INFORMATION SHOWN:

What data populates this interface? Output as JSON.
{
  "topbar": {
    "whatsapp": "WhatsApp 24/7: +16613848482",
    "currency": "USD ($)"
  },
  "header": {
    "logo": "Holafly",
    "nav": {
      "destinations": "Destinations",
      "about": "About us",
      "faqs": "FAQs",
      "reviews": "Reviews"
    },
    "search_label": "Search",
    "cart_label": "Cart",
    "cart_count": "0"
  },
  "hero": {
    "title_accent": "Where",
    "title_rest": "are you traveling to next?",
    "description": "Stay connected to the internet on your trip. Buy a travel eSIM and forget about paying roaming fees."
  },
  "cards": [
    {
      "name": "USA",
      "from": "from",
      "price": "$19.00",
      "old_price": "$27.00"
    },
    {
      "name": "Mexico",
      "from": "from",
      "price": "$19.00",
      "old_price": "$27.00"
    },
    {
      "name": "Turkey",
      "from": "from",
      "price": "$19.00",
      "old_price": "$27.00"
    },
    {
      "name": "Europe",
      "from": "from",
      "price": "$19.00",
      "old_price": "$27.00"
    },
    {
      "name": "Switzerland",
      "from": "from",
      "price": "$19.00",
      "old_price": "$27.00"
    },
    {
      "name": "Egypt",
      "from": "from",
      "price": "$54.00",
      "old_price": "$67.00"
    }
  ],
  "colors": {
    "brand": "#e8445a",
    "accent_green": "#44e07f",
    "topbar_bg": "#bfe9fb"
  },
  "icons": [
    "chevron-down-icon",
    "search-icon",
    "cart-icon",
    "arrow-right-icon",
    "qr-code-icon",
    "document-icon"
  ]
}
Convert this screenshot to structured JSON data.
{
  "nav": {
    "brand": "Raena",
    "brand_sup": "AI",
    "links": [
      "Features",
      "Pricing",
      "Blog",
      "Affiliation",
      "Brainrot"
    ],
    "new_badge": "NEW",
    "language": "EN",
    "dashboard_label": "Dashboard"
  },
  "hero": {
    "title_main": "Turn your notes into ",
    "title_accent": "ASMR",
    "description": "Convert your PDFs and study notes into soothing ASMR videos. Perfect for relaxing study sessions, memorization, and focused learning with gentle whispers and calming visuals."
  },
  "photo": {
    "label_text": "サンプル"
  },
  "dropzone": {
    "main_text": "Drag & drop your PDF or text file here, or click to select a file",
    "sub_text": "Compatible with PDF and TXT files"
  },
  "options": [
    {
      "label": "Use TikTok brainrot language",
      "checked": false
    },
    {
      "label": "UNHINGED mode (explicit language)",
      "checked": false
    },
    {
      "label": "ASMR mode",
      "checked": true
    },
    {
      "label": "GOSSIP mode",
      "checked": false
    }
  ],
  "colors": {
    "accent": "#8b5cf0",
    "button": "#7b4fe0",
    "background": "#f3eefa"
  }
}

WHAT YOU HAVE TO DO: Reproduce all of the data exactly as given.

RESULT OF THIS TASK:
What data populates this interface? Output as JSON.
{
  "topbar": {
    "whatsapp": "WhatsApp 24/7: +16613848482",
    "currency": "USD ($)"
  },
  "header": {
    "logo": "Holafly",
    "nav": {
      "destinations": "Destinations",
      "about": "About us",
      "faqs": "FAQs",
      "reviews": "Reviews"
    },
    "search_label": "Search",
    "cart_label": "Cart",
    "cart_count": "0"
  },
  "hero": {
    "title_accent": "Where",
    "title_rest": "are you traveling to next?",
    "description": "Stay connected to the internet on your trip. Buy a travel eSIM and forget about paying roaming fees."
  },
  "cards": [
    {
      "name": "USA",
      "from": "from",
      "price": "$19.00",
      "old_price": "$27.00"
    },
    {
      "name": "Mexico",
      "from": "from",
      "price": "$19.00",
      "old_price": "$27.00"
    },
    {
      "name": "Turkey",
      "from": "from",
      "price": "$19.00",
      "old_price": "$27.00"
    },
    {
      "name": "Europe",
      "from": "from",
      "price": "$19.00",
      "old_price": "$27.00"
    },
    {
      "name": "Switzerland",
      "from": "from",
      "price": "$19.00",
      "old_price": "$27.00"
    },
    {
      "name": "Egypt",
      "from": "from",
      "price": "$54.00",
      "old_price": "$67.00"
    }
  ],
  "colors": {
    "brand": "#e8445a",
    "accent_green": "#44e07f",
    "topbar_bg": "#bfe9fb"
  },
  "icons": [
    "chevron-down-icon",
    "search-icon",
    "cart-icon",
    "arrow-right-icon",
    "qr-code-icon",
    "document-icon"
  ]
}
Convert this screenshot to structured JSON data.
{
  "nav": {
    "brand": "Raena",
    "brand_sup": "AI",
    "links": [
      "Features",
      "Pricing",
      "Blog",
      "Affiliation",
      "Brainrot"
    ],
    "new_badge": "NEW",
    "language": "EN",
    "dashboard_label": "Dashboard"
  },
  "hero": {
    "title_main": "Turn your notes into ",
    "title_accent": "ASMR",
    "description": "Convert your PDFs and study notes into soothing ASMR videos. Perfect for relaxing study sessions, memorization, and focused learning with gentle whispers and calming visuals."
  },
  "photo": {
    "label_text": "サンプル"
  },
  "dropzone": {
    "main_text": "Drag & drop your PDF or text file here, or click to select a file",
    "sub_text": "Compatible with PDF and TXT files"
  },
  "options": [
    {
      "label": "Use TikTok brainrot language",
      "checked": false
    },
    {
      "label": "UNHINGED mode (explicit language)",
      "checked": false
    },
    {
      "label": "ASMR mode",
      "checked": true
    },
    {
      "label": "GOSSIP mode",
      "checked": false
    }
  ],
  "colors": {
    "accent": "#8b5cf0",
    "button": "#7b4fe0",
    "background": "#f3eefa"
  }
}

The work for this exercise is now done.